Bidyut Bhusan Jena
You stand amid the ruins and
breathe onto their ancient wounds
the ripples of skin.
By turning you into an artist,
Hampi offers the human a chance
to redeem the errors of time.
From across the ruins, Lord Virupaksha
stares at you with his face of eternity –
the seer and the seen melting into seeing.
Moving to a new street is leaving
a forever alive canvas behind –
the cobbler stitching the ends of the street,
the beggar exchanging worlds for coins,
the mother waiting across the street for
a pause in traffic to be with her puppy.
Moving to a new street is learning how
light turns into shadows when bent and
how the vendor weaves his dreams across
the clouds on successive windscreens.
To become strangers to
each other, we need to fill the
sockets of the trees with sand
and change the sky's template.
Twisting the curls of the rivers
and polishing the edges of the hills,
we need to reposition the moon
after soaking it overnight in the
semi-liquid darkness of the culvert.
After renewing all those
old heartbeats, we need

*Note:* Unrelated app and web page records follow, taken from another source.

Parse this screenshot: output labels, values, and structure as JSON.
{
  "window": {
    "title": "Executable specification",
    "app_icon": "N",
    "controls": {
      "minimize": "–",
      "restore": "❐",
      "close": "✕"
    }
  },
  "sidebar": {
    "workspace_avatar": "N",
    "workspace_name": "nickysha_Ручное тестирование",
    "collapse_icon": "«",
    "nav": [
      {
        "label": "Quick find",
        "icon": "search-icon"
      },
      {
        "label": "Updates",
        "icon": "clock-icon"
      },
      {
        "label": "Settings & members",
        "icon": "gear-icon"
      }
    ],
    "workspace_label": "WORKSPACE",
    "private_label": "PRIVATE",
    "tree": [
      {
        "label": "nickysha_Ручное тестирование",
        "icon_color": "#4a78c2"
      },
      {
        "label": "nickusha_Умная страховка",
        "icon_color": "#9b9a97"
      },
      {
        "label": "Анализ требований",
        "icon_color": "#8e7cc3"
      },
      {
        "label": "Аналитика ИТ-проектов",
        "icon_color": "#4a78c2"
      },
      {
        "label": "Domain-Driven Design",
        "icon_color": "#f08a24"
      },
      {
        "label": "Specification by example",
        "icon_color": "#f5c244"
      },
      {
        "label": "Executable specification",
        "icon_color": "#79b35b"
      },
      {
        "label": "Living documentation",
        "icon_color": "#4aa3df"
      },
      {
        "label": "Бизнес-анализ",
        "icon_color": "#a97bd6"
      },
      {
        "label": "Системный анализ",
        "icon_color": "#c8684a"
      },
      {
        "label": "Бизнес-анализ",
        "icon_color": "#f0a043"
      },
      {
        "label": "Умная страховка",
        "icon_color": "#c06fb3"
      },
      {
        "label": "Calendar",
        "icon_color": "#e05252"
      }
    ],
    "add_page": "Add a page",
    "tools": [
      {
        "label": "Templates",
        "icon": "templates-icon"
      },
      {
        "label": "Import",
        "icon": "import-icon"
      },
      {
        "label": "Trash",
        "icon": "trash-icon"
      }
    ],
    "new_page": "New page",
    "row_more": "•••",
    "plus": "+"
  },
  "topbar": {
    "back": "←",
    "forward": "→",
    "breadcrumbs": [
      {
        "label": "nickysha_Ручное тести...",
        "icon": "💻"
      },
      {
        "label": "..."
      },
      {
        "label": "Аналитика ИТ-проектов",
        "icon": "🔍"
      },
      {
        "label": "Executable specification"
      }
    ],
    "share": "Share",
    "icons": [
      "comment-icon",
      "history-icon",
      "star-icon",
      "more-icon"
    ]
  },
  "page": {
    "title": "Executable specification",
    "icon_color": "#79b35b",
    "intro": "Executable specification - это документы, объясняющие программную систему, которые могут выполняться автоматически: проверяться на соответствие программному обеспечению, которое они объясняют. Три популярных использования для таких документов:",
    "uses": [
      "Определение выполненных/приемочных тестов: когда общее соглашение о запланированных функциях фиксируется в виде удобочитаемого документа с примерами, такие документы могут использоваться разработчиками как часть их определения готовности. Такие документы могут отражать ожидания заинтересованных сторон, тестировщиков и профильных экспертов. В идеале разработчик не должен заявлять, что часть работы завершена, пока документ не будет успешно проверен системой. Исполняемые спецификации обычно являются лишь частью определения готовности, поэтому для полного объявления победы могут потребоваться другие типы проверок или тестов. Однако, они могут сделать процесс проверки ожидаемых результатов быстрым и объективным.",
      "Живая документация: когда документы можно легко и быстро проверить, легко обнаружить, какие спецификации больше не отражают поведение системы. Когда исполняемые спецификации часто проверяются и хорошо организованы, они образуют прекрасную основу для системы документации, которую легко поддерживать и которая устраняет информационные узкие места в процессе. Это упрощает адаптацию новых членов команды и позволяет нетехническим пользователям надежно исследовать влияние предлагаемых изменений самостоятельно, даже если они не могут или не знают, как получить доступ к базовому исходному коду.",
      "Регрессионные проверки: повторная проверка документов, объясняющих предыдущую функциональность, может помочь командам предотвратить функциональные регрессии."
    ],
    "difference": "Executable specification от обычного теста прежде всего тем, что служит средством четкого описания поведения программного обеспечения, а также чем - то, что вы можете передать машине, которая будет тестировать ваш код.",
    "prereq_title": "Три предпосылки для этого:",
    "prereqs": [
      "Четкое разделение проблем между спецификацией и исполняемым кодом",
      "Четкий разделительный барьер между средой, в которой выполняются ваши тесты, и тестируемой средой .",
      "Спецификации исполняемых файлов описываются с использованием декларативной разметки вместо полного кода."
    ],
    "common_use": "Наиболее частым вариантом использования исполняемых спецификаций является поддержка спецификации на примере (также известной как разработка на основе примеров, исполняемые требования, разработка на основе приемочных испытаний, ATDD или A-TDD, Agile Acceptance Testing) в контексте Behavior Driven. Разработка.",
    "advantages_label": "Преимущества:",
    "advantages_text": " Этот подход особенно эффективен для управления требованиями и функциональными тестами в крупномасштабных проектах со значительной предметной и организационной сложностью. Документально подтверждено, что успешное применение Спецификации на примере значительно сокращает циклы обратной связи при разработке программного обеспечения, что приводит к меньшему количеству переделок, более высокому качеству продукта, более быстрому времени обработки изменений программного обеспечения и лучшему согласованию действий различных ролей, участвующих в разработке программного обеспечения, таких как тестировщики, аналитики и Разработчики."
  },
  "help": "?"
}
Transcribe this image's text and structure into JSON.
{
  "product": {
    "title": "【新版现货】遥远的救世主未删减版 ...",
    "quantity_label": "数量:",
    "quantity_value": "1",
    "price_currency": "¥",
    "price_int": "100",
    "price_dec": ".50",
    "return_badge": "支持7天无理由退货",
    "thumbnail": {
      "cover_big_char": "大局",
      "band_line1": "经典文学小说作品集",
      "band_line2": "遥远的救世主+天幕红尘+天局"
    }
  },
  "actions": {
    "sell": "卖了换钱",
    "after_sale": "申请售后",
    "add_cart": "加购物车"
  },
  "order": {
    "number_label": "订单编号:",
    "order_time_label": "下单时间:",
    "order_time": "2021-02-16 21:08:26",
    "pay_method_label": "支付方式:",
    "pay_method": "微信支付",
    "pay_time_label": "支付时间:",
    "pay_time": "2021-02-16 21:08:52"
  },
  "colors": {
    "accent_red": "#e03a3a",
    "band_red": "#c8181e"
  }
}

to cross paths all over again
where the road once bent.
A Prehistoric Tale
I walked away from the bonfire
to crush the stolen stars
between my palms and scatter
them along your ancient shores.
On that night in Nagercoil I had
caught snatches of an ancient
conversation blazing across the
horizon of my being.
And when your hand arrived from
across ages floating through the night,
at your fingertips I smelt what had
eluded the fringes of my sight.
Hukitola – I
Across the waters of waiting
It eludes arrivals and
accompanies you on the boat
after you forget it
behind the lighthouse.
Look back moments after
your boat is off the banks,
and you'll see the crabs outside
their holes to bid you farewell.
When you are midway through
the consecrated waters,
Hukitola regains its mystery and
offers you an inscrutable smile.
If you want to attain it,
ask him to ferry you across
the Hukitola of your being.
A Footnote to Waiting
Wait for the knock
on the door,
for it visits when
you are unprepared.
After a certain page
of night is turned and
streets like cigarette
some call it
death and others word.
Bidyut Bhusan Jena writes in English and Odia. Some of his poems and other pieces have appeared in various literary magazines, journals and newspapers like Muse India, Erothanatos, Rock Pebbles, The Hans India, The Eastern Times and The Sambad. His poetry collections – Pages (2019) and A Letterbox Across Time (2020) have been published by Writers Workshop and Hawakal Publishers respectively. He is from a village by the river Kharasrota (fondly Kharasua) in Odisha. Currently, he teaches literature and philosophy at Christ Deemed to be University, Bangalore Central Campus.